Well, overall, I think they’re in their own tactical space where, for instance, they were able to use some leverage towards at least putting some holes in the PAYGO straitjacket that Nancy Pelosi had imposed that was limiting or almost eliminating the capacity in many cases to have affirmative public investment and programs to help people with money. So I think overall, the Squad and now it’s a bigger Squad, they’re playing a good tactical role, but that’s not our job on the outside.
We should be pushing harder. We don’t have the constraints. And this is true of Bernie too. Bernie to some extent, even though he’s speaking wonderfully and articulating well, Bernie Sanders is somewhat in a political box. You know, now fortunately, he’s going to be chair of the Senate Budget Committee, but he has a relationship with Biden and so on and so forth, and activists on the outside, we need to be more uncompromising.
We need to be more demanding. We need to push more emphatically and demand more. I feel that we should be willing to criticize members of the Squad. There’s no question about that, but at the same time, we shouldn’t be pointing any loose cannons at them. We should be identifying the, if you will, the political enemies, which are not only the Blue Dog Democrats but a hell of a lot of members of the almost 100 member Congressional Progressive Caucus who are not progressive.
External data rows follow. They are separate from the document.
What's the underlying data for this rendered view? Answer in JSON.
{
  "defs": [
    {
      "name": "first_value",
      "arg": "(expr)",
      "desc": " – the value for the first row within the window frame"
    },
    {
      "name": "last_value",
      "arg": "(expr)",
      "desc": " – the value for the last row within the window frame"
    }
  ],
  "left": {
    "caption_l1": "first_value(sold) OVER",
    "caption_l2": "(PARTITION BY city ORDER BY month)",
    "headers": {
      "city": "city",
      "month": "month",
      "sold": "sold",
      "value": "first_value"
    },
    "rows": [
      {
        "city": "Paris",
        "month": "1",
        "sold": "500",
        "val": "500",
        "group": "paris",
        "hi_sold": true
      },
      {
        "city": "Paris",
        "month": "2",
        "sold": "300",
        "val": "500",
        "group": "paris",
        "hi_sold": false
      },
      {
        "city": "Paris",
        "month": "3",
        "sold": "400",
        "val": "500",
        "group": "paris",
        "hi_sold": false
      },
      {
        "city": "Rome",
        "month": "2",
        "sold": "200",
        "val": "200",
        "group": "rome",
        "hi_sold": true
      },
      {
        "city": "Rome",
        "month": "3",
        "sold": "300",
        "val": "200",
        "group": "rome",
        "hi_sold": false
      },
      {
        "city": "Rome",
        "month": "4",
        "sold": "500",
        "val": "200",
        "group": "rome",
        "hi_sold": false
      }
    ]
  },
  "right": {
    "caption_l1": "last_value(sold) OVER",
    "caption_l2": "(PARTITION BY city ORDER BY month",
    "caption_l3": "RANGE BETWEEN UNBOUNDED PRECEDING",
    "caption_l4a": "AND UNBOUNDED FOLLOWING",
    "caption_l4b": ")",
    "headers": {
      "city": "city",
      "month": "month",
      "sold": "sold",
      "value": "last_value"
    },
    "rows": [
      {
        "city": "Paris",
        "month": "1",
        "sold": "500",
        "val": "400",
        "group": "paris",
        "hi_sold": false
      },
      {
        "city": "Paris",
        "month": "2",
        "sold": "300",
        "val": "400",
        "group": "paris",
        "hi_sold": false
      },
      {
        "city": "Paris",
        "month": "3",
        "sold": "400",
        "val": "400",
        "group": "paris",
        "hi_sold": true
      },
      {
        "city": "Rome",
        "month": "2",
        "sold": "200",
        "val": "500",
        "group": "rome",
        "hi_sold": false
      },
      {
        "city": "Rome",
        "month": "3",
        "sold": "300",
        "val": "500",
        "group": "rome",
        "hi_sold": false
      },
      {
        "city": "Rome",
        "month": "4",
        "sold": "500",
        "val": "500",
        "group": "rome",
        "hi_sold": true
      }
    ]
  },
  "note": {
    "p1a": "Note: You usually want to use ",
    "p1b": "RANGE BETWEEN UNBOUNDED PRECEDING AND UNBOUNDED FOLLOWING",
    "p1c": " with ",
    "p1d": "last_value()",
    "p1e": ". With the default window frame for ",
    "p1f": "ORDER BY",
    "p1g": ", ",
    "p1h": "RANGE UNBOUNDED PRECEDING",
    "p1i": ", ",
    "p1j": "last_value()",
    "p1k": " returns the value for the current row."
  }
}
At RootsAction action we’re already researching which ones to primary.
Matt, same question. I know on the Internet right now, there are some people calling the Squad the Fraud Squad, sellouts. It’s a lot of pretty strong language. What’s your assessment of how they’ve been doing.
I mean, it’s so early, it’s impossible to say yet. That whole brouhaha that’s going on within left online circles is a massive distraction for those people, but I think it’s not a huge issue for people overall. If you leave New York, San Francisco, and Washington, most people are even aware of a lot of these things that are going on.
I just really think it’s going to come down to big, meaty pocketbook issues. Do they actually forgive student debt? Do they come up with some kind of actual solution to problems like that, or is it going to all be cosmetic? The way it mostly was during the Obama years? And do we have continuity with the same militaristic policies – drone assassination, indefinite detention? All of these things that Biden was very much a part of in his last tour in the Executive branch.
If they continue with that and AOC just becomes a lodestar for more cultural issues to lobby Biden on some of those things, then that’s where we are going to have a problem. That’s what I’m worried about. Where the spirit of the Sanders campaign, if that doesn’t continue in some fashion, in a pretty aggressive way, then I’ll be worried.
It’s just like canceling student debt and quick action on $15 an hour federal minimum wage, is going to be really important bedrock economic issues. I’m already sick of hearing how he’s got a great cabinet because he’s got women and people of color. The Biden campaign loves that stuff. Hillary Clinton loved that stuff four years ago, and on the stage, there’d be a lot of women and people of color.
And yet she stood for and we have to make sure that Biden if we can prevent him from standing for essentially a back to the future status quo. I mean, can you think of a more a status quo slogan then America is Already Great, which Hillary Clinton used. That was her response to Make America Great Again. Who knows what Biden’s slogan will be? Build Back Better will probably have to go to the ashcan, but whatever those sloganeerings are, the fact is we need fundamental economic justice. And that’s a bedrock of the Bernie Sanders campaigns and we’ve got to fight for it.
Matt, Norman, thanks so much for joining me. Let’s do it again soon. And thank you for joining me on theAnalysis.news podcast. Please don’t forget there’s a donate button at the top of the web page.